Abilene Christian University received a $103,000 grant to digitize and distribute thirty outstanding works of scholarship, republishing them in a format that readers can use on computers, tablets, and mobile phones at no charge.

The project is part of the Humanities Open Book program led by The Andrew W. Mellon Foundation and the National Endowment for the Humanities (NEH) that identifies great books, secures their rights, and makes them available for free, forever, under a Creative Commons license.

“We’re grateful to the Mellon Foundation and the NEH for advancing an inspiring vision for the twenty-first century academic library,” said Dr. John B. Weaver, Dean of the ACU Library. “This grant will incubate innovation and accelerate open-access publishing for broader access to scholarship.”

“In our increasingly complex and fragmented digital era, scholars, students, and members of the public need access to reliable and authoritative information,” said Donald J. Waters, senior program officer at The Andrew W. Mellon Foundation. “The Humanities Open Book initiative helps provide much-needed access to scholarly works that are now out-of-print but remain crucial, invaluable resources.”

With this grant, ACU Press and ACU Brown Library will partner with the Disciples of Christ Historical Society (DCHS) to produce freely accessible eBooks.

“Since its earliest days, ACU Press and DCHS have distinguished themselves by their publishing,” said Dr. Jason Fikes, Director of ACU Press. “We have organized a team of scholars who will review titles previously published by both of our organizations.

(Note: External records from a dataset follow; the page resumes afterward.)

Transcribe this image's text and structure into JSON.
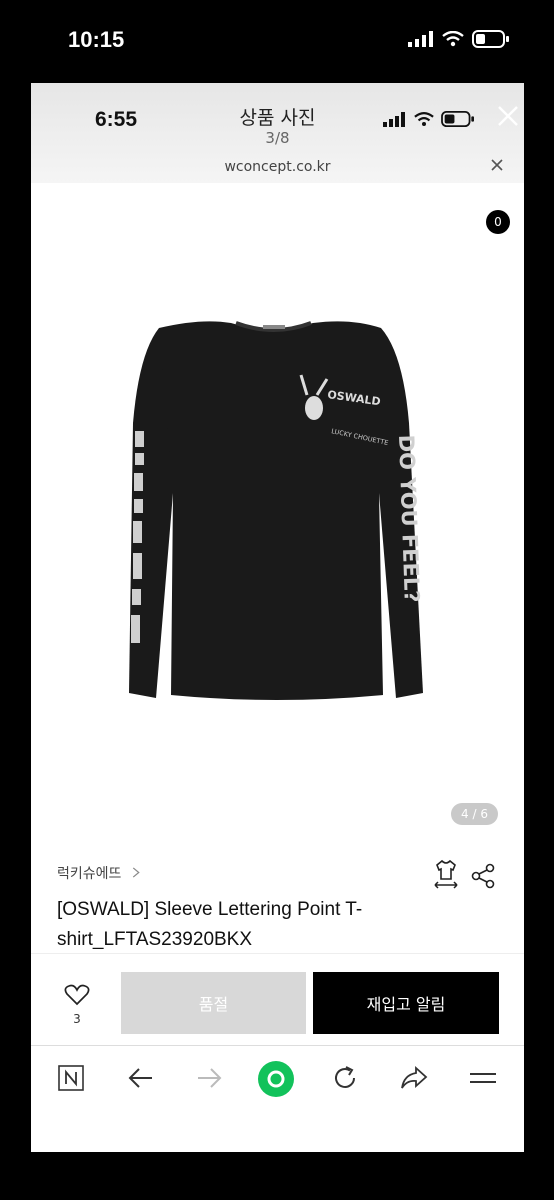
{
  "outer_status": {
    "time": "10:15"
  },
  "inner_status": {
    "time": "6:55"
  },
  "viewer": {
    "title": "상품 사진",
    "count": "3/8",
    "url": "wconcept.co.kr"
  },
  "app_bar": {
    "cart_count": "0"
  },
  "product_image": {
    "counter": "4 / 6",
    "shirt_color": "#1a1a1a",
    "print_text": {
      "chest_top": "OSWALD",
      "chest_bottom": "LUCKY CHOUETTE",
      "right_sleeve": "DO YOU FEEL?"
    }
  },
  "product": {
    "brand": "럭키슈에뜨",
    "title": "[OSWALD] Sleeve Lettering Point T-shirt_LFTAS23920BKX"
  },
  "actions": {
    "like_count": "3",
    "soldout_label": "품절",
    "restock_label": "재입고 알림"
  },
  "colors": {
    "accent_green": "#12c25b",
    "soldout_gray": "#d8d8d8"
  }
}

Then, this advisory group will make recommendations of which books to digitize.”

The ACU Scholar’s Lab will serve as another important partner overseeing the digital conversion process for the new e-publications. The grant will also enable the Press to create a new website to promote this new ACU Press/Disciples of Christ Historical Society collection.  “The digitizing of these significant books will be of great value to numerous researchers,” notes Dr. Thomas H. Olbricht, Distinguished Professor Emeritus of Religion from Pepperdine University, “especially those in distant regions of the world.”